A rainbow arcs over a small red and white flag floating in the water. This flag is used in North America to indicate that there’s a diver or divers below and that boats should stay clear.
I saw this Hawaii County Fire Department Search and Rescue helicopter flying over Mau’umae Beach, just south of Kawaihae. I think it was just on a training exercise, but we have had a run of missing fishermen and free divers so it might have been associated with one of those searches.
The body of one fisherman was located submerged along the coast, but no trace of the others has been found yet, to my knowledge. The standard practice on the Big Island is to search for three days. If nothing is found by the end of that time, then they call it off.

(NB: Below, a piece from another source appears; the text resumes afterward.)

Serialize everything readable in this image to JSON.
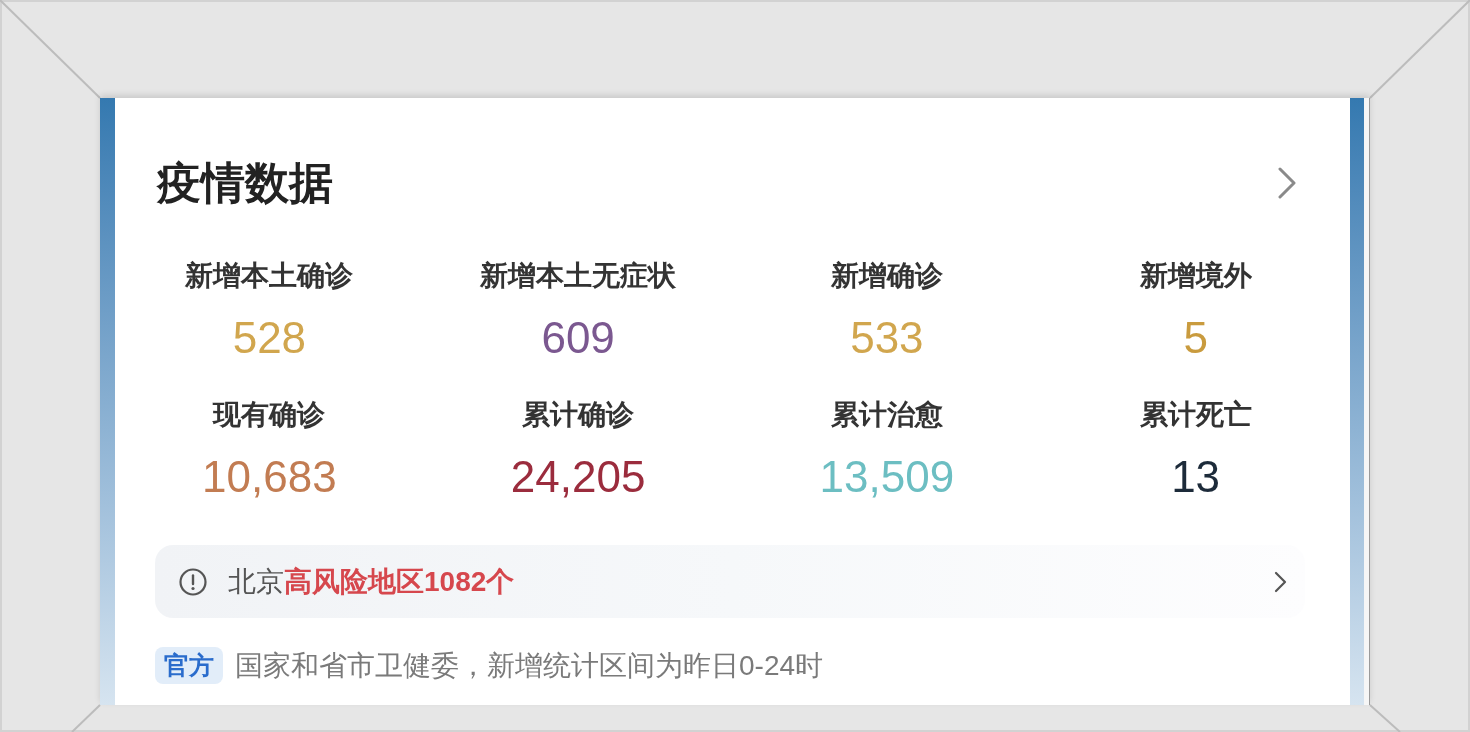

There are strong currents around the island and if a swimmer or fisherman is injured in the water, it’s easy for them to be swept out to sea, where the chances of finding them diminish rapidly. Sad as it is when a body is recovered, it’s almost harder when nothing is found and there is no sense of closure for families and friends.
It’s always a bit strange to come across divers when I’m snorkeling. For starters, there’s the stream of bubbles. Then there’s these large creatures with splashes of color and shiny tanks.
I’m not sure these two even knew I was floating above them. I took my photos and left them to their explorations.
The Kohala Divers boat, Namaka, heads out of Kawaihae harbor for an early morning dive session. The boat is also used for whale watching cruises.
For more information about Kohala Divers, go to kohaladivers.com.
Not surprisingly, Hawaii is popular with divers. Warm, clear waters and lots of fish and coral means there’s lots to see. For snorkelers, like me, the divers themselves are something to watch for.
I saw this group heading out toward deeper waters and liked how the light caught the bubbles of air, and also the colorful fins of two of the divers.